INPUT MATERIAL below:
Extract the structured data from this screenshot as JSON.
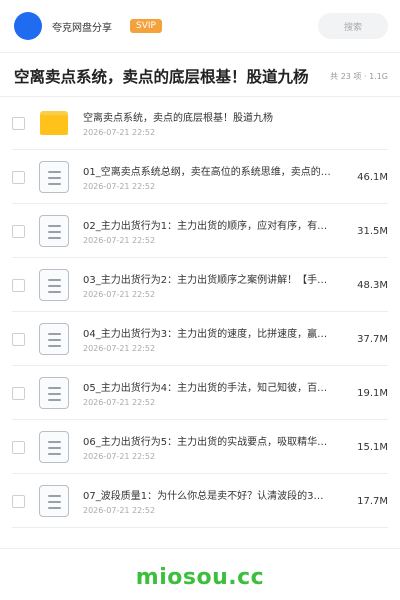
{
  "header": {
    "share_name": "夸克网盘分享",
    "badge": "SVIP",
    "search_placeholder": "搜索"
  },
  "title_bar": {
    "title": "空离卖点系统，卖点的底层根基！股道九杨",
    "meta": "共 23 项 · 1.1G"
  },
  "items": [
    {
      "type": "folder",
      "name": "空离卖点系统，卖点的底层根基！股道九杨",
      "date": "2026-07-21 22:52",
      "size": ""
    },
    {
      "type": "file",
      "name": "01_空离卖点系统总纲，卖在高位的系统思维，卖点的…",
      "date": "2026-07-21 22:52",
      "size": "46.1M"
    },
    {
      "type": "file",
      "name": "02_主力出货行为1：主力出货的顺序，应对有序，有…",
      "date": "2026-07-21 22:52",
      "size": "31.5M"
    },
    {
      "type": "file",
      "name": "03_主力出货行为2：主力出货顺序之案例讲解！【手…",
      "date": "2026-07-21 22:52",
      "size": "48.3M"
    },
    {
      "type": "file",
      "name": "04_主力出货行为3：主力出货的速度，比拼速度，赢…",
      "date": "2026-07-21 22:52",
      "size": "37.7M"
    },
    {
      "type": "file",
      "name": "05_主力出货行为4：主力出货的手法，知己知彼，百…",
      "date": "2026-07-21 22:52",
      "size": "19.1M"
    },
    {
      "type": "file",
      "name": "06_主力出货行为5：主力出货的实战要点，吸取精华…",
      "date": "2026-07-21 22:52",
      "size": "15.1M"
    },
    {
      "type": "file",
      "name": "07_波段质量1：为什么你总是卖不好？认清波段的3…",
      "date": "2026-07-21 22:52",
      "size": "17.7M"
    }
  ],
  "footer": {
    "brand": "miosou.cc"
  },
  "colors": {
    "accent_blue": "#1f6cf0",
    "svip_orange": "#f4a23b",
    "folder_yellow": "#ffc21a",
    "brand_green": "#3cbf3c"
  }
}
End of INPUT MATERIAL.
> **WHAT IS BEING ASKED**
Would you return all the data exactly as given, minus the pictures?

> **TASK RESPONSE**
Extract the structured data from this screenshot as JSON.
{
  "header": {
    "share_name": "夸克网盘分享",
    "badge": "SVIP",
    "search_placeholder": "搜索"
  },
  "title_bar": {
    "title": "空离卖点系统，卖点的底层根基！股道九杨",
    "meta": "共 23 项 · 1.1G"
  },
  "items": [
    {
      "type": "folder",
      "name": "空离卖点系统，卖点的底层根基！股道九杨",
      "date": "2026-07-21 22:52",
      "size": ""
    },
    {
      "type": "file",
      "name": "01_空离卖点系统总纲，卖在高位的系统思维，卖点的…",
      "date": "2026-07-21 22:52",
      "size": "46.1M"
    },
    {
      "type": "file",
      "name": "02_主力出货行为1：主力出货的顺序，应对有序，有…",
      "date": "2026-07-21 22:52",
      "size": "31.5M"
    },
    {
      "type": "file",
      "name": "03_主力出货行为2：主力出货顺序之案例讲解！【手…",
      "date": "2026-07-21 22:52",
      "size": "48.3M"
    },
    {
      "type": "file",
      "name": "04_主力出货行为3：主力出货的速度，比拼速度，赢…",
      "date": "2026-07-21 22:52",
      "size": "37.7M"
    },
    {
      "type": "file",
      "name": "05_主力出货行为4：主力出货的手法，知己知彼，百…",
      "date": "2026-07-21 22:52",
      "size": "19.1M"
    },
    {
      "type": "file",
      "name": "06_主力出货行为5：主力出货的实战要点，吸取精华…",
      "date": "2026-07-21 22:52",
      "size": "15.1M"
    },
    {
      "type": "file",
      "name": "07_波段质量1：为什么你总是卖不好？认清波段的3…",
      "date": "2026-07-21 22:52",
      "size": "17.7M"
    }
  ],
  "footer": {
    "brand": "miosou.cc"
  },
  "colors": {
    "accent_blue": "#1f6cf0",
    "svip_orange": "#f4a23b",
    "folder_yellow": "#ffc21a",
    "brand_green": "#3cbf3c"
  }
}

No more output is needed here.